The officers wrote in the police report they feared for their safety despite observing the supposed weapon was yellow.
“I immediately ducked in my patrol car and accelerated continuing northbound, fearing that it was a weapon,” Officer Joshua Bunch wrote in the report, according to the newspaper. “Based on training and experience, I have seen handguns in many shapes and colors and perceived this to be a handgun.”
The man was fortunate that he was only arrested. Had he been wielding a pointed stick he would surely have been shot.
In Matt Dillon’s case, he would often look in the wrong direction. I would tell him that on the screen he would be looking in the right direction, even though it felt wrong when he was shooting it. Trying to explain this to a 14-year-old kid who was already suspicious about the whole thing wasn’t easy. So I’d put a $20 bill on my forehead, and I’d say, “Matt, if you look at this $20 bill, it’s yours when the shot is finished.” Over the course of the movie he made about $200.
There is more (too much more) here, and for the pointer I thank Hugo Lindgren.
1. Dulles airport is becoming less popular (i.e., markets work).
4. The science of hate in college football, and runners do better when they have rivalries (WSJ, google “science of hate in college football” if need be).
We were talking about this at lunch the other day, and now Josh Barro steps forward with the numbers:
The average price of an individual New York City taxi medallion fell to $872,000 in October, down 17 percent from a peak reached in the spring of 2013, according to an analysis of sales data. Previous figures published by the city’s Taxi and Limousine Commission — showing flat prices — appear to have been incorrect, and the commission removed them from its website after an inquiry from The New York Times.

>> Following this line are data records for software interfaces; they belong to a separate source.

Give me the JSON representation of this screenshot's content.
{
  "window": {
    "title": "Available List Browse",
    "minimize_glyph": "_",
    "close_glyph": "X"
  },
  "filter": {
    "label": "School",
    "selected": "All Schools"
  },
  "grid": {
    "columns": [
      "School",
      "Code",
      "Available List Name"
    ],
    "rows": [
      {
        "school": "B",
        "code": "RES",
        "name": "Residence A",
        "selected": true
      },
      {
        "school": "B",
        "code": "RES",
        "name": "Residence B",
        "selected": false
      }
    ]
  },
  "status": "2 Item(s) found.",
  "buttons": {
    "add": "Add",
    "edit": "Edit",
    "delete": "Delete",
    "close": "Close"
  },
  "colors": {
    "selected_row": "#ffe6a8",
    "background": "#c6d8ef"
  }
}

In other big cities, medallion prices are also falling, often in conjunction with a sharp decline in sales volume. In Chicago, prices are down 17 percent. In Boston, they’re down at least 20 percent, though it’s hard to establish an exact market price because there have been only five trades since July. In Philadelphia, the taxi authority recently scrapped a planned medallion auction.
Is this information about the work week good news or bad news?
But in reality, France’s 35-hour week has become largely symbolic, as employees across the country pull longer hours and work more intensely, with productivity per hour about 13 percent higher than the eurozone average. And a welter of loopholes lets many French employers outmaneuver the law.
All told, French workers put in an average of 39.5 hours a week, just under the eurozone average of 40.9 hours a week, according to the Organization for Economic Cooperation and Development.
That is from Liz Alderman.
“Ghost cities” lined with empty apartment blocks, abandoned highways and mothballed steel mills sprawl across China’s landscape – the outcome of government stimulus measures and hyperactive construction that have generated $6.8tn in wasted investment since 2009, according to a report by government researchers.
In 2009 and 2013 alone, “ineffective investment” came to nearly half the total invested in the Chinese economy in those years, according to research by Xu Ce of the National Development and Reform Commission, the state planning agency, and Wang Yuan from the Academy of Macroeconomic Research, a former arm of the NDRC.
…The bulk of wasted investment went directly into industries such as steel and automobile production that received the most support from the government following the 2008 global crisis, according to the report.
Mr Xu and Ms Wang said ultra-loose monetary policy, little or no oversight over government investment plans and distorted incentive structures for officials were largely to blame for the waste.
Don’t forget this part:
Misallocation of capital and poor investment decisions are not the only explanation for the enormous waste in China’s economy. A significant portion of China’s post-crisis stimulus binge was simply stolen by Communist Party officials with direct responsibility for boosting growth through investment, according to separate estimates by Chinese and overseas economists.
Addendum: Here is a criticism of how that estimate was made.